Liberty is an inherently offensive lifestyle. Living in a free society guarantees that each one of us will see our most cherished principles and beliefs questioned and in some cases mocked. That psychic discomfort is the price we pay for basic civic peace. It's worth it. It's a pragmatic principle. Defend everyone else's rights, because if you don't there is no one to defend yours. -- MaxedOutMama

I don't just want gun rights... I want individual liberty, a culture of self-reliance....I want the whole bloody thing. -- Kim du Toit

The most glaring example of the cognitive dissonance on the left is the concept that human beings are inherently good, yet at the same time cannot be trusted with any kind of weapon, unless the magic fairy dust of government authority gets sprinkled upon them.-- Moshe Ben-David

The cult of the left believes that it is engaged in a great apocalyptic battle with corporations and industrialists for the ownership of the unthinking masses. Its acolytes see themselves as the individuals who have been "liberated" to think for themselves. They make choices. You however are just a member of the unthinking masses. You are not really a person, but only respond to the agendas of your corporate overlords. If you eat too much, it's because corporations make you eat. If you kill, it's because corporations encourage you to buy guns. You are not an individual. You are a social problem. -- Sultan Knish

All politics in this country now is just dress rehearsal for civil war. -- Billy Beck

Sunday, October 16, 2011

Nobody Asked Me

The current rage on the intarweb blogs is the "What was your first car?" meme.

Well, nobody asked me, but I'll answer anyway. I've done this post before, but here it is again:

My first car at age 16 was my dad's hand-me-down. He'd bought it for something like $700 in 1974, put another couple-hundred in parts into it so it would run, and drove it until 1978 when he went down to the Ford dealership and placed an order for his very first brand-new automobile, an F-150 pickup truck.

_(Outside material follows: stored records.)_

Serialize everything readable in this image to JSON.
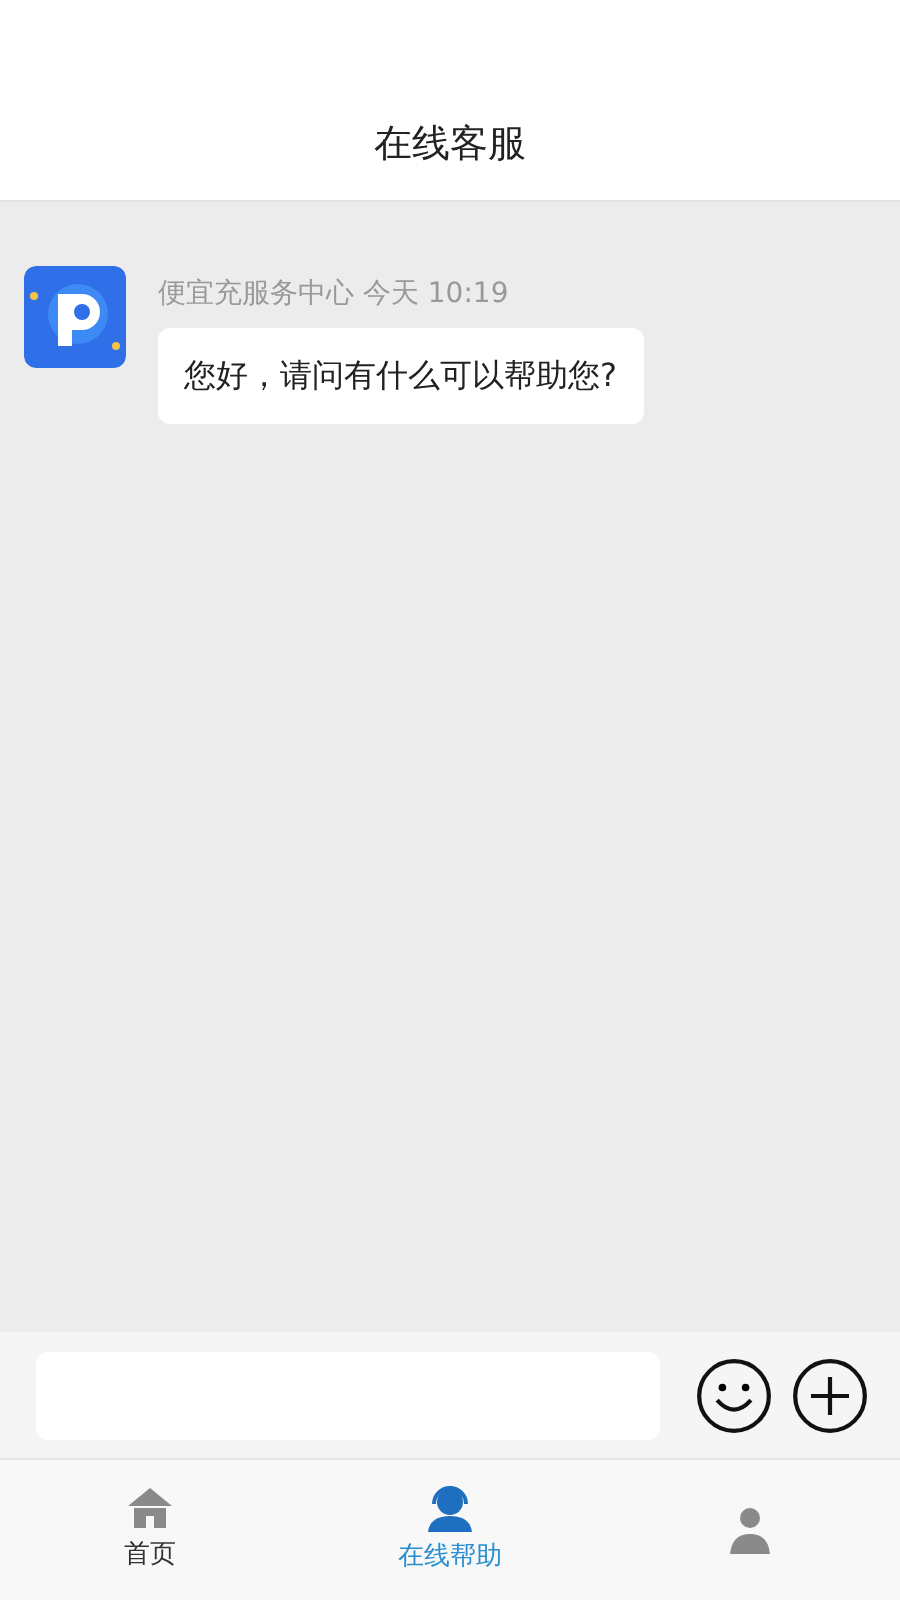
{
  "header": {
    "title": "在线客服"
  },
  "messages": [
    {
      "sender": "便宜充服务中心",
      "time": "今天 10:19",
      "text": "您好，请问有什么可以帮助您?"
    }
  ],
  "input_bar": {
    "buttons": [
      {
        "kind": "emoji"
      },
      {
        "kind": "plus"
      }
    ]
  },
  "tab_bar": [
    {
      "kind": "home",
      "label": "首页",
      "selected": false
    },
    {
      "kind": "support",
      "label": "在线帮助",
      "selected": true
    },
    {
      "kind": "person",
      "selected": false
    }
  ]
}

That was the year I turned 16. Our insurance agent told him, "Don, you have a new driver in the house. The insurance company sees 'new driver' and 'new vehicle' and they put two-and-two together and come up with a 60% increase in your insurance premium. Put the old car in your son's name and insure it for the minimum you can." So he did. Which is how I, out of three children, was the only one who got a car from my parents.

Pissed my brother off.

But the car in question was no particular prize. It was a 1969 Simca 1118:

Only mine didn't look that good. It was originally silver, but the sun had faded that right through to the gray primer underneath. The interior was sun-rotted so the front seatbacks got reupholstered with T-shirts stretched over them. I got some scrap carpet from a friend - brown shag, no less - and carpeted the floor with that. Door panels, too. No radio, so my dad had mounted a 12V-powered AM-FM under the dash and wired it into the harness.

Rear-engine, rear-wheel drive, 1118cc, water-cooled, 56Hp. Zero-to-sixty? Take a lunch and eat it when you get there.

But it was a car, and it took me anywhere I wanted to go.

I always wondered what that car would be like with an engine transplant out of a Honda CBX.

1 comment:

Mark Horning said...

79 Mustang with the incredibly underpowered 2.8 Liter V-6 and the worst carburator ever designed by man, the unlamented Ford Variable Ventouri.

Late 70's Ford yellow. Bought it from my cousin for $2000. My mom warped the heads jump starting her car one morning. Eventually I sold it back for $1000 and a shotgun, and he still owes me the shotgun.

Post a Comment

Note: Only a member of this blog may post a comment.